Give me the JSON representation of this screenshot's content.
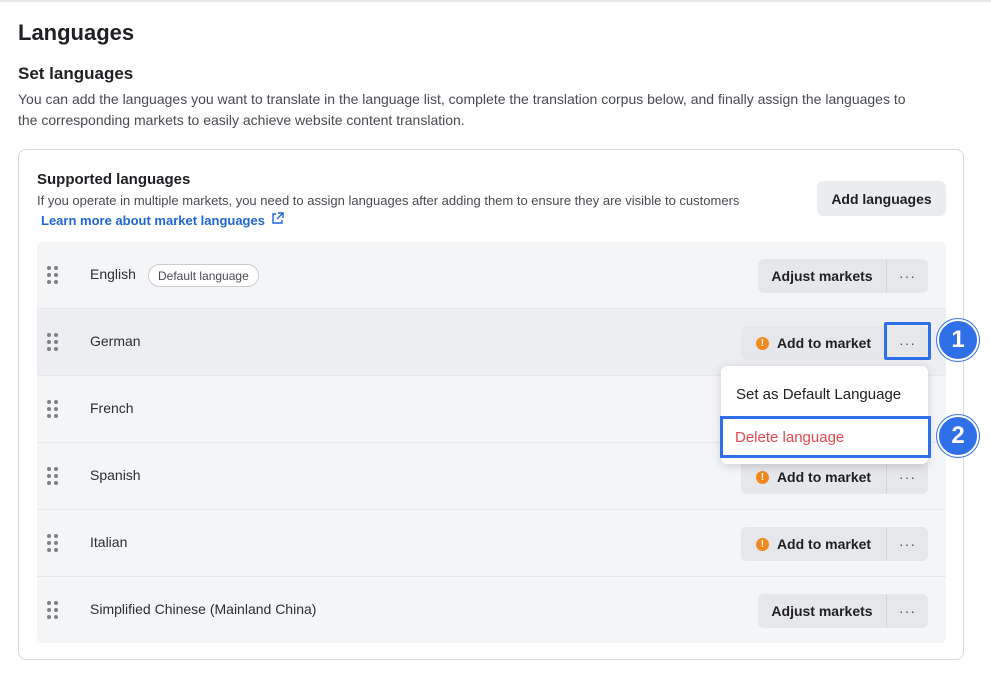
{
  "page": {
    "title": "Languages",
    "section_title": "Set languages",
    "section_desc": "You can add the languages you want to translate in the language list, complete the translation corpus below, and finally assign the languages to the corresponding markets to easily achieve website content translation."
  },
  "card": {
    "title": "Supported languages",
    "desc": "If you operate in multiple markets, you need to assign languages after adding them to ensure they are visible to customers",
    "learn_more": "Learn more about market languages",
    "add_button": "Add languages"
  },
  "languages": [
    {
      "name": "English",
      "badge": "Default language",
      "action": "Adjust markets",
      "warning": false
    },
    {
      "name": "German",
      "badge": "",
      "action": "Add to market",
      "warning": true
    },
    {
      "name": "French",
      "badge": "",
      "action": "",
      "warning": false
    },
    {
      "name": "Spanish",
      "badge": "",
      "action": "Add to market",
      "warning": true
    },
    {
      "name": "Italian",
      "badge": "",
      "action": "Add to market",
      "warning": true
    },
    {
      "name": "Simplified Chinese (Mainland China)",
      "badge": "",
      "action": "Adjust markets",
      "warning": false
    }
  ],
  "more_label": "···",
  "dropdown": {
    "items": [
      "Set as Default Language",
      "Delete language"
    ]
  },
  "markers": [
    "1",
    "2"
  ],
  "colors": {
    "accent": "#2f6fe8",
    "link": "#1f65d6",
    "danger": "#e5484d",
    "warning": "#f2891f"
  }
}
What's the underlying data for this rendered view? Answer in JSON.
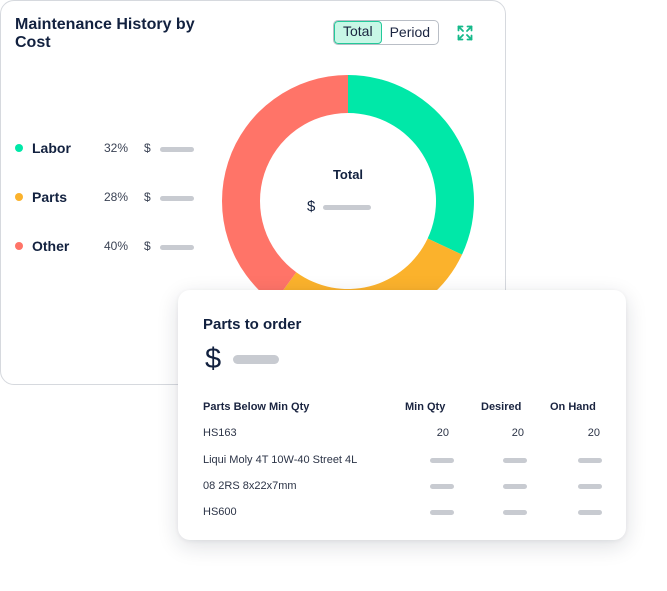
{
  "maintenance": {
    "title": "Maintenance History by Cost",
    "toggle": {
      "total_label": "Total",
      "period_label": "Period",
      "selected": "Total"
    },
    "expand_icon": "expand-arrows-icon",
    "legend": [
      {
        "label": "Labor",
        "percent": "32%",
        "currency": "$",
        "color": "#00e8a8"
      },
      {
        "label": "Parts",
        "percent": "28%",
        "currency": "$",
        "color": "#fbb22c"
      },
      {
        "label": "Other",
        "percent": "40%",
        "currency": "$",
        "color": "#ff7468"
      }
    ],
    "donut": {
      "center_label": "Total",
      "center_currency": "$"
    }
  },
  "chart_data": {
    "type": "pie",
    "categories": [
      "Labor",
      "Parts",
      "Other"
    ],
    "values": [
      32,
      28,
      40
    ],
    "colors": [
      "#00e8a8",
      "#fbb22c",
      "#ff7468"
    ],
    "start_angle_deg": 0,
    "direction": "clockwise",
    "donut": true
  },
  "parts_to_order": {
    "title": "Parts to order",
    "currency": "$",
    "columns": {
      "name": "Parts Below Min Qty",
      "min_qty": "Min Qty",
      "desired": "Desired",
      "on_hand": "On Hand"
    },
    "rows": [
      {
        "name": "HS163",
        "min_qty": "20",
        "desired": "20",
        "on_hand": "20"
      },
      {
        "name": "Liqui Moly 4T 10W-40 Street 4L",
        "min_qty": null,
        "desired": null,
        "on_hand": null
      },
      {
        "name": "08 2RS 8x22x7mm",
        "min_qty": null,
        "desired": null,
        "on_hand": null
      },
      {
        "name": "HS600",
        "min_qty": null,
        "desired": null,
        "on_hand": null
      }
    ]
  }
}
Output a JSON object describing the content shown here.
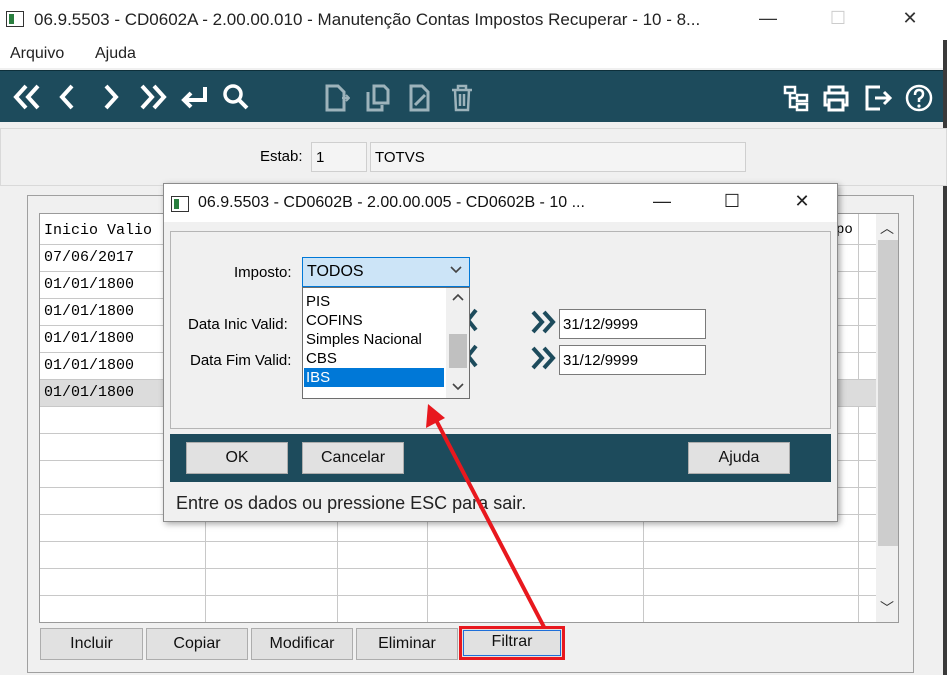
{
  "window": {
    "title": "06.9.5503 - CD0602A - 2.00.00.010 - Manutenção Contas Impostos Recuperar - 10 - 8...",
    "minimize": "—",
    "maximize": "☐",
    "close": "✕"
  },
  "menu": {
    "items": [
      "Arquivo",
      "Ajuda"
    ]
  },
  "toolbar": {
    "nav_icons": [
      "first-icon",
      "prev-icon",
      "next-icon",
      "last-icon",
      "goto-icon",
      "search-icon"
    ],
    "edit_icons": [
      "new-doc-icon",
      "copy-doc-icon",
      "edit-doc-icon",
      "delete-icon"
    ],
    "right_icons": [
      "tree-icon",
      "print-icon",
      "exit-icon",
      "help-icon"
    ]
  },
  "estab": {
    "label": "Estab:",
    "code": "1",
    "name": "TOTVS"
  },
  "grid": {
    "header": "Inicio Valio",
    "header_right": "po",
    "rows": [
      "07/06/2017",
      "01/01/1800",
      "01/01/1800",
      "01/01/1800",
      "01/01/1800",
      "01/01/1800"
    ],
    "scroll_up": "︿",
    "scroll_down": "﹀"
  },
  "buttons": {
    "incluir": "Incluir",
    "copiar": "Copiar",
    "modificar": "Modificar",
    "eliminar": "Eliminar",
    "filtrar": "Filtrar"
  },
  "dialog": {
    "title": "06.9.5503 - CD0602B - 2.00.00.005 - CD0602B - 10 ...",
    "minimize": "—",
    "maximize": "☐",
    "close": "✕",
    "imposto_label": "Imposto:",
    "imposto_value": "TODOS",
    "options": [
      "PIS",
      "COFINS",
      "Simples Nacional",
      "CBS",
      "IBS"
    ],
    "selected_option": "IBS",
    "data_inic_label": "Data Inic Valid:",
    "data_fim_label": "Data Fim Valid:",
    "data_inic_to": "31/12/9999",
    "data_fim_to": "31/12/9999",
    "ok": "OK",
    "cancelar": "Cancelar",
    "ajuda": "Ajuda",
    "status": "Entre os dados ou pressione ESC para sair."
  },
  "colors": {
    "toolbar_bg": "#1d4b5c",
    "selection": "#0078d7",
    "annotation": "#e8181e"
  }
}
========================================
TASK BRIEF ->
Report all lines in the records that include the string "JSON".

RESPONSE AREA ->
Give me the JSON representation of this screenshot's content.
What's the underlying data for this rendered view? Answer in JSON.
Output a JSON object describing the content shown here.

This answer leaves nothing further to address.